Childcare settings are ideal for health promotion; however, they may not provide food environments that support children's healthy eating behaviours. To address this problem, researchers and practitioners have designed interventions with the aid of Theories, Models and Frameworks (TMFs) with the aim to improve centre-based childcare food environments. Considering the many TMFs that exist, the question of which TMF to select remains a challenge. As such, one of the objectives of our scoping review was to explore the selection criteria used in studies that aimed to promote healthy eating in centre-based childcare.
We utilized the scoping review steps outlined by Arksey & O'Malley (2005), and Levac, Colquhoun, & O'Brien (2012). We searched Medline, Embase, CINAHL, ERIC, PsycINFO, Scopus, CAB Abstracts, Agricola, ProQuest Dissertations and Theses, Prospero, and Cochrane library of SR for studies published from January 1990 to October 2018. We also consulted subject matter experts and hand searched reference lists. First level screening was completed by two reviewers (Kappa > 0.8). Second level was completed by one reviewer and questions were addressed through discussion with a second reviewer. TMF categorisation (i.e., individual, community, process and evaluation-focused) was informed by Nilsen (2015) and Rimer (2005). We used direct content analysis to organize the reported criteria used by authors to select TMFs. The rationales presented by authors were coded using Birken et al. (2017) criteria and definitions, which were based on seminal articles and an iterative consensus process. The categorization was completed by one reviewer (MV) and verified by a second reviewer (AF).

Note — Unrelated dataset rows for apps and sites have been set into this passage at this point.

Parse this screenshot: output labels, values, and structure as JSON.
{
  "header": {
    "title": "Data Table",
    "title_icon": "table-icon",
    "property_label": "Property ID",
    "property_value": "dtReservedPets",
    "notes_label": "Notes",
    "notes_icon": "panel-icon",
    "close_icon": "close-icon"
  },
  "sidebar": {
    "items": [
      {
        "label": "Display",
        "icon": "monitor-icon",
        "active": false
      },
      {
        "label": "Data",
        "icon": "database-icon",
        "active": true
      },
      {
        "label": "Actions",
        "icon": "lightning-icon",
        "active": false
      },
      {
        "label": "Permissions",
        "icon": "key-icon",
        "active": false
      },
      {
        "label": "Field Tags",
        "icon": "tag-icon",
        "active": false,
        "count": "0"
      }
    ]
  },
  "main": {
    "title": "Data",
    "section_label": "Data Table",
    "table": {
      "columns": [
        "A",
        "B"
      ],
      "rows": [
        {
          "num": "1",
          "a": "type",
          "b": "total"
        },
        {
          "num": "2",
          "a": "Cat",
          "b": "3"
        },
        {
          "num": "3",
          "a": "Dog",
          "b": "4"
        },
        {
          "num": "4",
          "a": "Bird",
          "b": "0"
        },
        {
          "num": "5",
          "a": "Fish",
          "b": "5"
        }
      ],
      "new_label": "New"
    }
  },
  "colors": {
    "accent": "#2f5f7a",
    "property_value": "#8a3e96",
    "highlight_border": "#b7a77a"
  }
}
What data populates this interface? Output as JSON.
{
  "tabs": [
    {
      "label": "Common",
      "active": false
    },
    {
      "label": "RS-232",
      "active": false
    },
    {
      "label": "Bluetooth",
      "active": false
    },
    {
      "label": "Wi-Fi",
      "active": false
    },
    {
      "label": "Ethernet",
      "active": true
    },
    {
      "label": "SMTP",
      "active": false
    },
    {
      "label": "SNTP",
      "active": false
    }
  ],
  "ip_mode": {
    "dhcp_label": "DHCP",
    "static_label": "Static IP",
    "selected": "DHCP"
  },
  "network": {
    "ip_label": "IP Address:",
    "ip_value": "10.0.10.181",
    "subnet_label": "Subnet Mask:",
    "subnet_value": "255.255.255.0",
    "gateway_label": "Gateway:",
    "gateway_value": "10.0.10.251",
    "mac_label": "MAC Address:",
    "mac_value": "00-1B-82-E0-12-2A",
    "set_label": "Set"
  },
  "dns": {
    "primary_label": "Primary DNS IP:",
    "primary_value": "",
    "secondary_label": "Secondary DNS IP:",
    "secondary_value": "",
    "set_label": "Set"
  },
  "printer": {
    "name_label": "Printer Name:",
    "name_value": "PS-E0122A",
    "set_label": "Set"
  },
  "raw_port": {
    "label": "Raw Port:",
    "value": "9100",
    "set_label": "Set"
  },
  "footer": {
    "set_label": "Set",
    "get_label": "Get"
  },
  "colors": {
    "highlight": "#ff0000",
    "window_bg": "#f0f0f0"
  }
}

We retained 38 studies and identified 28 TMFs. TMFs were used to design implementation strategies, steps and outcomes, identify implementation factors and stakeholders, explain findings, and provide recommendations. Of the total of 14 criteria for selecting TMFs identified, the most frequently used were for describing a change process (n = 12; 23%), providing process guidance (n = 8; 15%), and TMFs use in empirical studies (n = 7; 13%).
TMF selection was most often based on descriptive rather than predictive or explanatory characteristics. Increasing childcare researchers’ and practitioners’ awareness of existing TMFs and tools to guide TMF selection might reduce selection based on convenience or where limited evidence for TMF effectiveness exist.